It has been months since I visited the Wildlife Center that featured the bird zoo, as I call it, because that is indeed what it is. I haven’t been able to get the sight out of my heart and mind. I asked the so-called bird folks who referred me to the Center what they thought about the place and not a one had ever visited. They send injured birds to the facility via a pick-up service. Furthermore I haven’t been able to talk anyone into dropping by and checking the place out.

The Center Director stated that the birds can no longer fly and are being used as teaching tools for visiting children's groups. But aren’t the children being taught cruelty to animals? It seems so to me! When a wild bird can no longer fly or experience any type of companionship with other birds why not do the kindest thing and put them down. That is certainly preferred to caging them for 10+ years as many of the birds I saw at the Center.

Currently the cages face west.They could be put on swivels and be turned away from the sun in summer and toward the sun in winter. Also the birds might enjoy having the cages open on more than one side so the wind could blow through the cage.

None of us can know for certain what these glorious creatures are experiencing. I have a feeling the eyes are the clue. The birds I saw were in a fixed stare into eternity. You could have snapped your fingers in front of their eyes and they might have remained frozen in a tranced out state.

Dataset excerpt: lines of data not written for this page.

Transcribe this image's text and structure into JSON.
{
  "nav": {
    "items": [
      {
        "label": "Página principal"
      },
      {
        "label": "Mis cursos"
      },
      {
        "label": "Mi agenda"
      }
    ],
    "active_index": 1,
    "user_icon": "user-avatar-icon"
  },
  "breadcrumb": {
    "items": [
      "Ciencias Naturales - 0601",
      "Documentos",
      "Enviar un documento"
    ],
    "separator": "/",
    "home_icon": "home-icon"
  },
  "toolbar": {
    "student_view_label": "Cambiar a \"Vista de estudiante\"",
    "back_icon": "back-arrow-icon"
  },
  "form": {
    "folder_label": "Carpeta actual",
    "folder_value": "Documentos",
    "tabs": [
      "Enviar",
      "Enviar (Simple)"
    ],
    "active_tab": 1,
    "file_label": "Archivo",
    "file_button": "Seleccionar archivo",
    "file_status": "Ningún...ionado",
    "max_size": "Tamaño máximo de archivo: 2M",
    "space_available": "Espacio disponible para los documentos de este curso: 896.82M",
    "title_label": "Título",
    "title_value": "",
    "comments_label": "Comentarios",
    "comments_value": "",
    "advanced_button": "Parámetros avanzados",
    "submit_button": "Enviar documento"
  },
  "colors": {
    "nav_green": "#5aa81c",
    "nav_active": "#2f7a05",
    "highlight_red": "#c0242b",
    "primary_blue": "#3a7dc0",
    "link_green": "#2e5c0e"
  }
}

Hopefully some of the teachers of the visiting groups will ask the students what they think of keeping a Bald Eagle or Horned Owl in a cage for 11 or so years. If they had asked me as a child I would have told them in no uncertain terms: it's cruel and inhumane.